• [About this exercise]: Determine how many lines in the entries below contain the word "text". The reply is that number alone.

BEGIN Records provided

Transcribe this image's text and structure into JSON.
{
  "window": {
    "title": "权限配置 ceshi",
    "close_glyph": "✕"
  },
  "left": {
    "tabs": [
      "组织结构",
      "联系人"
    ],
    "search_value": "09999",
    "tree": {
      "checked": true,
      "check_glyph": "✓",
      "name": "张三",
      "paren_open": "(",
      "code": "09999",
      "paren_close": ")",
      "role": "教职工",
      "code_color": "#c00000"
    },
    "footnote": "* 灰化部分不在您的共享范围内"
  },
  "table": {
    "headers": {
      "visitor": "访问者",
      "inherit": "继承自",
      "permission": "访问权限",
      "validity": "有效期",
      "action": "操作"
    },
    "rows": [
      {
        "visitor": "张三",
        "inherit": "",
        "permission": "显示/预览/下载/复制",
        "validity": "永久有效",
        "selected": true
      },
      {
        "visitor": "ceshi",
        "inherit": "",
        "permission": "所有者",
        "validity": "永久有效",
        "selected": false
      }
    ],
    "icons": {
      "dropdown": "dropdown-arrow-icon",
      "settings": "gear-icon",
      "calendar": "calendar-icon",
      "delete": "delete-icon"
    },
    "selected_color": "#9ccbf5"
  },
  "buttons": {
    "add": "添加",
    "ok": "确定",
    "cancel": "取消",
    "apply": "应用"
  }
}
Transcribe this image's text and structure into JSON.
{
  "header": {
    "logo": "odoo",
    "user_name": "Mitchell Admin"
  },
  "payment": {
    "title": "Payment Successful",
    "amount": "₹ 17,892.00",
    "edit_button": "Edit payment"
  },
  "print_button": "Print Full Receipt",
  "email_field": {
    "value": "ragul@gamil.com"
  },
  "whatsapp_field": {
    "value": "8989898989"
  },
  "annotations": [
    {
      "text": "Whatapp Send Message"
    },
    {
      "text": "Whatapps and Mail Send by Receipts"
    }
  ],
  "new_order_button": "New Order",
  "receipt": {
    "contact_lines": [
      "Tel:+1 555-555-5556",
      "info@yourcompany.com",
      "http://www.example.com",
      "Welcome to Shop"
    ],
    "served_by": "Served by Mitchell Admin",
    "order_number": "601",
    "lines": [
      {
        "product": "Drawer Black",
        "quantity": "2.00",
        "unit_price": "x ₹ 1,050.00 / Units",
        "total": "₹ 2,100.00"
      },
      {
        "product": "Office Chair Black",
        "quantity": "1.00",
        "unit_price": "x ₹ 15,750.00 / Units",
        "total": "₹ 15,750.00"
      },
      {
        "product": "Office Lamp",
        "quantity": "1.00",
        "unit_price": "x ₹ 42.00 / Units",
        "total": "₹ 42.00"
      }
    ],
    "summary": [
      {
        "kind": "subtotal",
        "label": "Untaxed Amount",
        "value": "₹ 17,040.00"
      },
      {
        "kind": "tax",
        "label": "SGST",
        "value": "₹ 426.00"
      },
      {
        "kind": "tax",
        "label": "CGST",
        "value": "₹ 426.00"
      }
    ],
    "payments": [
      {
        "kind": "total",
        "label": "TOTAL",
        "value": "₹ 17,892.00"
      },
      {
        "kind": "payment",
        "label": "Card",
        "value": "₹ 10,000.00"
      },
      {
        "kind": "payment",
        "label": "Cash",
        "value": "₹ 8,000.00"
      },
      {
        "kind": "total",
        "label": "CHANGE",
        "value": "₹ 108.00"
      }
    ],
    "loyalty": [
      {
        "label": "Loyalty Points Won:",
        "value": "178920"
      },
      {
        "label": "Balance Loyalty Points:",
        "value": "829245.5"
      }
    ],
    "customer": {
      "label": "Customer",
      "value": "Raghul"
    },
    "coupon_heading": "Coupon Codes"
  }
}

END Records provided

• [Task result]: 4